= Exercise =
Return all of the data exactly, with nothing left out but the pictures.

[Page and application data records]
* * * * * * * * *

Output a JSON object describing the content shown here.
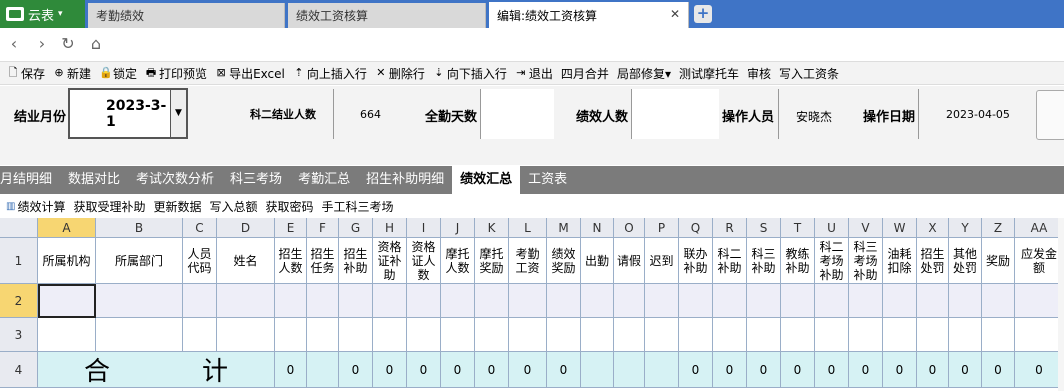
{
  "brand": {
    "label": "云表",
    "color": "#2f8a3a"
  },
  "tabs": [
    {
      "label": "考勤绩效"
    },
    {
      "label": "绩效工资核算"
    },
    {
      "label": "编辑:绩效工资核算",
      "active": true
    }
  ],
  "nav": {
    "back_icon": "chevron-left-icon",
    "forward_icon": "chevron-right-icon",
    "refresh_icon": "refresh-icon",
    "home_icon": "home-icon"
  },
  "toolbar": {
    "items": [
      {
        "label": "保存",
        "icon": "save-icon",
        "glyph": "🗋"
      },
      {
        "label": "新建",
        "icon": "new-icon",
        "glyph": "⊕"
      },
      {
        "label": "锁定",
        "icon": "lock-icon",
        "glyph": "🔒"
      },
      {
        "label": "打印预览",
        "icon": "print-icon",
        "glyph": "🖶"
      },
      {
        "label": "导出Excel",
        "icon": "excel-icon",
        "glyph": "⊠"
      },
      {
        "label": "向上插入行",
        "icon": "insert-row-up-icon",
        "glyph": "⇡"
      },
      {
        "label": "删除行",
        "icon": "delete-row-icon",
        "glyph": "✕"
      },
      {
        "label": "向下插入行",
        "icon": "insert-row-down-icon",
        "glyph": "⇣"
      },
      {
        "label": "退出",
        "icon": "exit-icon",
        "glyph": "⇥"
      },
      {
        "label": "四月合并",
        "icon": "",
        "glyph": ""
      },
      {
        "label": "局部修复▾",
        "icon": "",
        "glyph": ""
      },
      {
        "label": "测试摩托车",
        "icon": "",
        "glyph": ""
      },
      {
        "label": "审核",
        "icon": "",
        "glyph": ""
      },
      {
        "label": "写入工资条",
        "icon": "",
        "glyph": ""
      }
    ]
  },
  "form": {
    "month_label": "结业月份",
    "month_value": "2023-3-1",
    "k2_label": "科二结业人数",
    "k2_value": "664",
    "attend_label": "全勤天数",
    "attend_value": "",
    "perf_label": "绩效人数",
    "perf_value": "",
    "operator_label": "操作人员",
    "operator_value": "安晓杰",
    "date_label": "操作日期",
    "date_value": "2023-04-05"
  },
  "section_tabs": [
    {
      "label": "月结明细"
    },
    {
      "label": "数据对比"
    },
    {
      "label": "考试次数分析"
    },
    {
      "label": "科三考场"
    },
    {
      "label": "考勤汇总"
    },
    {
      "label": "招生补助明细"
    },
    {
      "label": "绩效汇总",
      "active": true
    },
    {
      "label": "工资表"
    }
  ],
  "sub_toolbar": [
    {
      "label": "绩效计算"
    },
    {
      "label": "获取受理补助"
    },
    {
      "label": "更新数据"
    },
    {
      "label": "写入总额"
    },
    {
      "label": "获取密码"
    },
    {
      "label": "手工科三考场"
    }
  ],
  "grid": {
    "columns": [
      "A",
      "B",
      "C",
      "D",
      "E",
      "F",
      "G",
      "H",
      "I",
      "J",
      "K",
      "L",
      "M",
      "N",
      "O",
      "P",
      "Q",
      "R",
      "S",
      "T",
      "U",
      "V",
      "W",
      "X",
      "Y",
      "Z",
      "AA"
    ],
    "headers": [
      "所属机构",
      "所属部门",
      "人员\n代码",
      "姓名",
      "招生\n人数",
      "招生\n任务",
      "招生\n补助",
      "资格\n证补\n助",
      "资格\n证人\n数",
      "摩托\n人数",
      "摩托\n奖励",
      "考勤\n工资",
      "绩效\n奖励",
      "出勤",
      "请假",
      "迟到",
      "联办\n补助",
      "科二\n补助",
      "科三\n补助",
      "教练\n补助",
      "科二\n考场\n补助",
      "科三\n考场\n补助",
      "油耗\n扣除",
      "招生\n处罚",
      "其他\n处罚",
      "奖励",
      "应发金额"
    ],
    "row_numbers": [
      "1",
      "2",
      "3",
      "4"
    ],
    "total_label_1": "合",
    "total_label_2": "计",
    "totals": [
      "",
      "",
      "",
      "",
      "0",
      "",
      "0",
      "0",
      "0",
      "0",
      "0",
      "0",
      "0",
      "",
      "",
      "",
      "0",
      "0",
      "0",
      "0",
      "0",
      "0",
      "0",
      "0",
      "0",
      "0",
      "0"
    ]
  }
}
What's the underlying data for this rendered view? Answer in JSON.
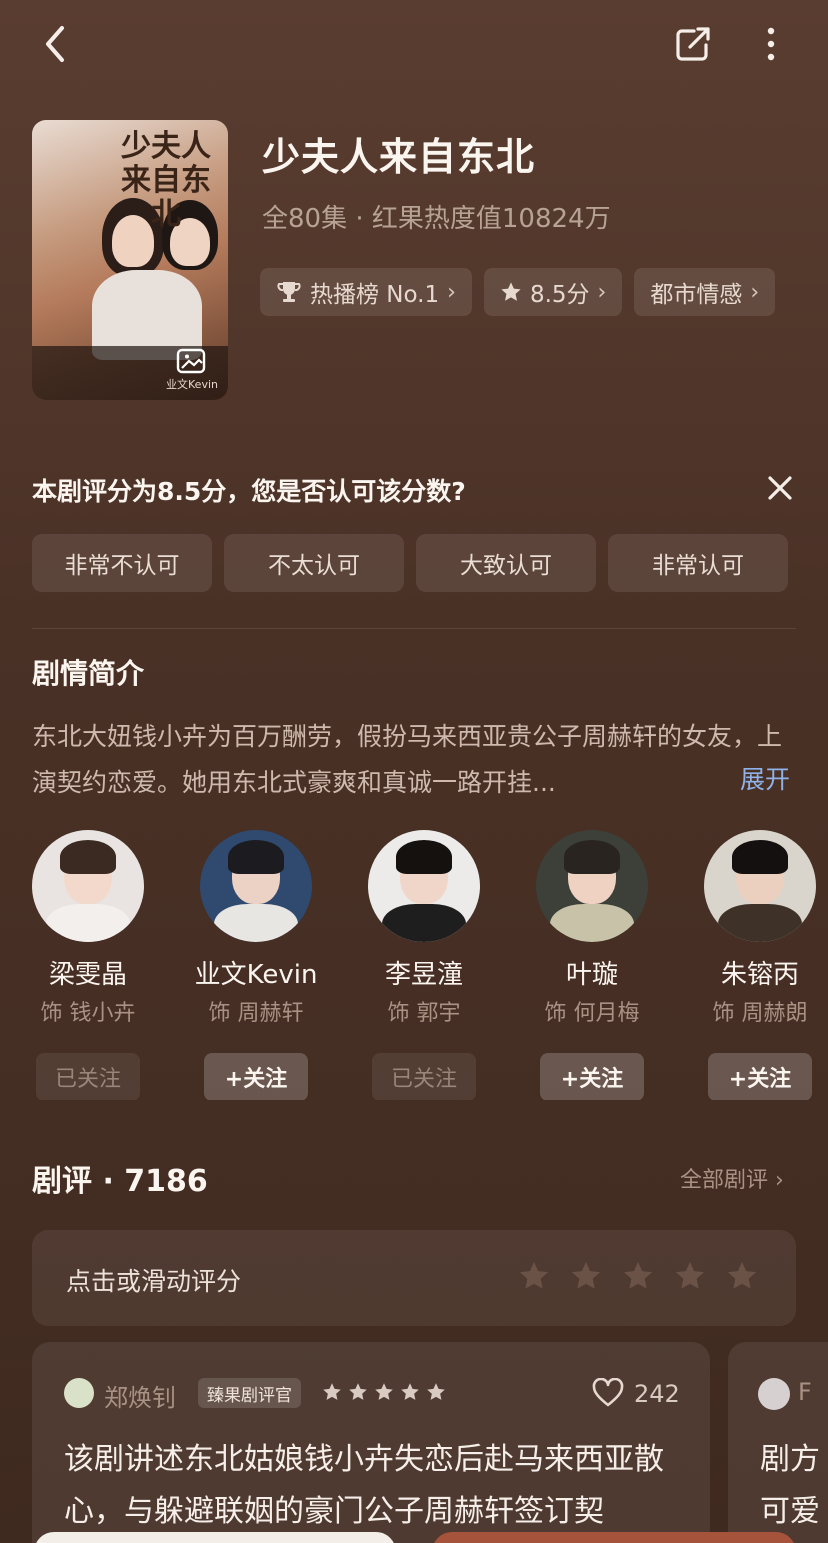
{
  "show": {
    "title": "少夫人来自东北",
    "meta": "全80集 · 红果热度值10824万",
    "poster_title": "少夫人来自东北",
    "poster_credit": "业文Kevin",
    "chips": [
      {
        "icon": "trophy-icon",
        "label": "热播榜 No.1"
      },
      {
        "icon": "star-icon",
        "label": "8.5分"
      },
      {
        "icon": "",
        "label": "都市情感"
      }
    ]
  },
  "rating_prompt": {
    "question": "本剧评分为8.5分，您是否认可该分数?",
    "options": [
      "非常不认可",
      "不太认可",
      "大致认可",
      "非常认可"
    ]
  },
  "synopsis": {
    "heading": "剧情简介",
    "text": "东北大妞钱小卉为百万酬劳，假扮马来西亚贵公子周赫轩的女友，上演契约恋爱。她用东北式豪爽和真诚一路开挂...",
    "expand_label": "展开"
  },
  "cast": [
    {
      "name": "梁雯晶",
      "role": "饰 钱小卉",
      "follow": "已关注",
      "followed": true
    },
    {
      "name": "业文Kevin",
      "role": "饰 周赫轩",
      "follow": "+关注",
      "followed": false
    },
    {
      "name": "李昱潼",
      "role": "饰 郭宇",
      "follow": "已关注",
      "followed": true
    },
    {
      "name": "叶璇",
      "role": "饰 何月梅",
      "follow": "+关注",
      "followed": false
    },
    {
      "name": "朱镕丙",
      "role": "饰 周赫朗",
      "follow": "+关注",
      "followed": false
    }
  ],
  "reviews": {
    "heading": "剧评 · 7186",
    "all_label": "全部剧评 ›",
    "rate_label": "点击或滑动评分",
    "items": [
      {
        "user": "郑焕钊",
        "badge": "臻果剧评官",
        "stars": 5,
        "likes": "242",
        "text": "该剧讲述东北姑娘钱小卉失恋后赴马来西亚散心，与躲避联姻的豪门公子周赫轩签订契"
      },
      {
        "user": "F",
        "text": "剧方可爱"
      }
    ]
  },
  "colors": {
    "background": "#4a3126",
    "accent_link": "#8fb2e8"
  }
}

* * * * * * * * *

= Result of this task =
Output a JSON object describing the content shown here.
{
  "brand": {
    "label": "云表",
    "color": "#2f8a3a"
  },
  "tabs": [
    {
      "label": "考勤绩效"
    },
    {
      "label": "绩效工资核算"
    },
    {
      "label": "编辑:绩效工资核算",
      "active": true
    }
  ],
  "nav": {
    "back_icon": "chevron-left-icon",
    "forward_icon": "chevron-right-icon",
    "refresh_icon": "refresh-icon",
    "home_icon": "home-icon"
  },
  "toolbar": {
    "items": [
      {
        "label": "保存",
        "icon": "save-icon",
        "glyph": "🗋"
      },
      {
        "label": "新建",
        "icon": "new-icon",
        "glyph": "⊕"
      },
      {
        "label": "锁定",
        "icon": "lock-icon",
        "glyph": "🔒"
      },
      {
        "label": "打印预览",
        "icon": "print-icon",
        "glyph": "🖶"
      },
      {
        "label": "导出Excel",
        "icon": "excel-icon",
        "glyph": "⊠"
      },
      {
        "label": "向上插入行",
        "icon": "insert-row-up-icon",
        "glyph": "⇡"
      },
      {
        "label": "删除行",
        "icon": "delete-row-icon",
        "glyph": "✕"
      },
      {
        "label": "向下插入行",
        "icon": "insert-row-down-icon",
        "glyph": "⇣"
      },
      {
        "label": "退出",
        "icon": "exit-icon",
        "glyph": "⇥"
      },
      {
        "label": "四月合并",
        "icon": "",
        "glyph": ""
      },
      {
        "label": "局部修复▾",
        "icon": "",
        "glyph": ""
      },
      {
        "label": "测试摩托车",
        "icon": "",
        "glyph": ""
      },
      {
        "label": "审核",
        "icon": "",
        "glyph": ""
      },
      {
        "label": "写入工资条",
        "icon": "",
        "glyph": ""
      }
    ]
  },
  "form": {
    "month_label": "结业月份",
    "month_value": "2023-3-1",
    "k2_label": "科二结业人数",
    "k2_value": "664",
    "attend_label": "全勤天数",
    "attend_value": "",
    "perf_label": "绩效人数",
    "perf_value": "",
    "operator_label": "操作人员",
    "operator_value": "安晓杰",
    "date_label": "操作日期",
    "date_value": "2023-04-05"
  },
  "section_tabs": [
    {
      "label": "月结明细"
    },
    {
      "label": "数据对比"
    },
    {
      "label": "考试次数分析"
    },
    {
      "label": "科三考场"
    },
    {
      "label": "考勤汇总"
    },
    {
      "label": "招生补助明细"
    },
    {
      "label": "绩效汇总",
      "active": true
    },
    {
      "label": "工资表"
    }
  ],
  "sub_toolbar": [
    {
      "label": "绩效计算"
    },
    {
      "label": "获取受理补助"
    },
    {
      "label": "更新数据"
    },
    {
      "label": "写入总额"
    },
    {
      "label": "获取密码"
    },
    {
      "label": "手工科三考场"
    }
  ],
  "grid": {
    "columns": [
      "A",
      "B",
      "C",
      "D",
      "E",
      "F",
      "G",
      "H",
      "I",
      "J",
      "K",
      "L",
      "M",
      "N",
      "O",
      "P",
      "Q",
      "R",
      "S",
      "T",
      "U",
      "V",
      "W",
      "X",
      "Y",
      "Z",
      "AA"
    ],
    "headers": [
      "所属机构",
      "所属部门",
      "人员\n代码",
      "姓名",
      "招生\n人数",
      "招生\n任务",
      "招生\n补助",
      "资格\n证补\n助",
      "资格\n证人\n数",
      "摩托\n人数",
      "摩托\n奖励",
      "考勤\n工资",
      "绩效\n奖励",
      "出勤",
      "请假",
      "迟到",
      "联办\n补助",
      "科二\n补助",
      "科三\n补助",
      "教练\n补助",
      "科二\n考场\n补助",
      "科三\n考场\n补助",
      "油耗\n扣除",
      "招生\n处罚",
      "其他\n处罚",
      "奖励",
      "应发金额"
    ],
    "row_numbers": [
      "1",
      "2",
      "3",
      "4"
    ],
    "total_label_1": "合",
    "total_label_2": "计",
    "totals": [
      "",
      "",
      "",
      "",
      "0",
      "",
      "0",
      "0",
      "0",
      "0",
      "0",
      "0",
      "0",
      "",
      "",
      "",
      "0",
      "0",
      "0",
      "0",
      "0",
      "0",
      "0",
      "0",
      "0",
      "0",
      "0"
    ]
  }
}
What's the underlying data for this rendered view? Answer in JSON.
{
  "show": {
    "title": "少夫人来自东北",
    "meta": "全80集 · 红果热度值10824万",
    "poster_title": "少夫人来自东北",
    "poster_credit": "业文Kevin",
    "chips": [
      {
        "icon": "trophy-icon",
        "label": "热播榜 No.1"
      },
      {
        "icon": "star-icon",
        "label": "8.5分"
      },
      {
        "icon": "",
        "label": "都市情感"
      }
    ]
  },
  "rating_prompt": {
    "question": "本剧评分为8.5分，您是否认可该分数?",
    "options": [
      "非常不认可",
      "不太认可",
      "大致认可",
      "非常认可"
    ]
  },
  "synopsis": {
    "heading": "剧情简介",
    "text": "东北大妞钱小卉为百万酬劳，假扮马来西亚贵公子周赫轩的女友，上演契约恋爱。她用东北式豪爽和真诚一路开挂...",
    "expand_label": "展开"
  },
  "cast": [
    {
      "name": "梁雯晶",
      "role": "饰 钱小卉",
      "follow": "已关注",
      "followed": true
    },
    {
      "name": "业文Kevin",
      "role": "饰 周赫轩",
      "follow": "+关注",
      "followed": false
    },
    {
      "name": "李昱潼",
      "role": "饰 郭宇",
      "follow": "已关注",
      "followed": true
    },
    {
      "name": "叶璇",
      "role": "饰 何月梅",
      "follow": "+关注",
      "followed": false
    },
    {
      "name": "朱镕丙",
      "role": "饰 周赫朗",
      "follow": "+关注",
      "followed": false
    }
  ],
  "reviews": {
    "heading": "剧评 · 7186",
    "all_label": "全部剧评 ›",
    "rate_label": "点击或滑动评分",
    "items": [
      {
        "user": "郑焕钊",
        "badge": "臻果剧评官",
        "stars": 5,
        "likes": "242",
        "text": "该剧讲述东北姑娘钱小卉失恋后赴马来西亚散心，与躲避联姻的豪门公子周赫轩签订契"
      },
      {
        "user": "F",
        "text": "剧方可爱"
      }
    ]
  },
  "colors": {
    "background": "#4a3126",
    "accent_link": "#8fb2e8"
  }
}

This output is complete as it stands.